= Beginning of Section =

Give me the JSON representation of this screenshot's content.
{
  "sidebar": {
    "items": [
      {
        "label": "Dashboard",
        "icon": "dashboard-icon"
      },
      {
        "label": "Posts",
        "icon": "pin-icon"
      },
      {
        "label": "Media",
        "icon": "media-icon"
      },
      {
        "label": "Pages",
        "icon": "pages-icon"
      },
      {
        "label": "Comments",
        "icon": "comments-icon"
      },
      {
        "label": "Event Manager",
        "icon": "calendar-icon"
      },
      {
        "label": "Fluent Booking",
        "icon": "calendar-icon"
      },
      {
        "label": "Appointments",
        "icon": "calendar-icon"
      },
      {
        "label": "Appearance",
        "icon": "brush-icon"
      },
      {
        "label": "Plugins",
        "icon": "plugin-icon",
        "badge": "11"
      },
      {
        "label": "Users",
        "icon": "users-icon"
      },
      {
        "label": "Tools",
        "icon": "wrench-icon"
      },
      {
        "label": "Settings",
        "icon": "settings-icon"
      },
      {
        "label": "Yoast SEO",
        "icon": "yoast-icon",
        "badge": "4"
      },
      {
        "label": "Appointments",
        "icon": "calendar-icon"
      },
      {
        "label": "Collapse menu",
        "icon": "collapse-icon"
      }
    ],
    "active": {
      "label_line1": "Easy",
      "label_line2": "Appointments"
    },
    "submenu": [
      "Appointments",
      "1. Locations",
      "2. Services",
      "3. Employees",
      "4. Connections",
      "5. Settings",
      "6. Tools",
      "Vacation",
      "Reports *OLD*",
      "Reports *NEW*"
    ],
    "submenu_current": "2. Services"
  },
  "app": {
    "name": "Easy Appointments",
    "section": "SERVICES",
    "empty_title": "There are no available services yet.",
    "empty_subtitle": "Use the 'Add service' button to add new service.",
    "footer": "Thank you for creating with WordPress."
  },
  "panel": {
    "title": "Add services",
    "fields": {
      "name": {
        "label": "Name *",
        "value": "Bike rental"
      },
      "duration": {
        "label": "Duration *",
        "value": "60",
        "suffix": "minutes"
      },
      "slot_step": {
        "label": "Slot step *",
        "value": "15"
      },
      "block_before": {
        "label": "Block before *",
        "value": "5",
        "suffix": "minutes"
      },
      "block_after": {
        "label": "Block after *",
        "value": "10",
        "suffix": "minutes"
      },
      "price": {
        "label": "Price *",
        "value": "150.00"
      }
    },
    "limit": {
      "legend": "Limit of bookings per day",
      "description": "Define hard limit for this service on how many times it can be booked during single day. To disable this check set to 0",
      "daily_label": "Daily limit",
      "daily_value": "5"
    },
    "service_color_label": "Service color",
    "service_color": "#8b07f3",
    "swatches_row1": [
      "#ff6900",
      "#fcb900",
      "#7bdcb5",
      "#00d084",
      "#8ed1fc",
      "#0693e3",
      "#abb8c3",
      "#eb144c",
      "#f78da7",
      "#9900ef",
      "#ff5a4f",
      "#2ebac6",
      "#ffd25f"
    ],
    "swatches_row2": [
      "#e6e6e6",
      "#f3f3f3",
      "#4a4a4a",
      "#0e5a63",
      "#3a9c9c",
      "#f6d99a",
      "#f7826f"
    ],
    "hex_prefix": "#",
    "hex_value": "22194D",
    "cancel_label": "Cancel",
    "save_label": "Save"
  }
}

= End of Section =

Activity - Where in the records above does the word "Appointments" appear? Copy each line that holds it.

Exercise solution -
        "label": "Appointments",
        "label": "Appointments",
      "label_line2": "Appointments"
      "Appointments",
    "name": "Easy Appointments",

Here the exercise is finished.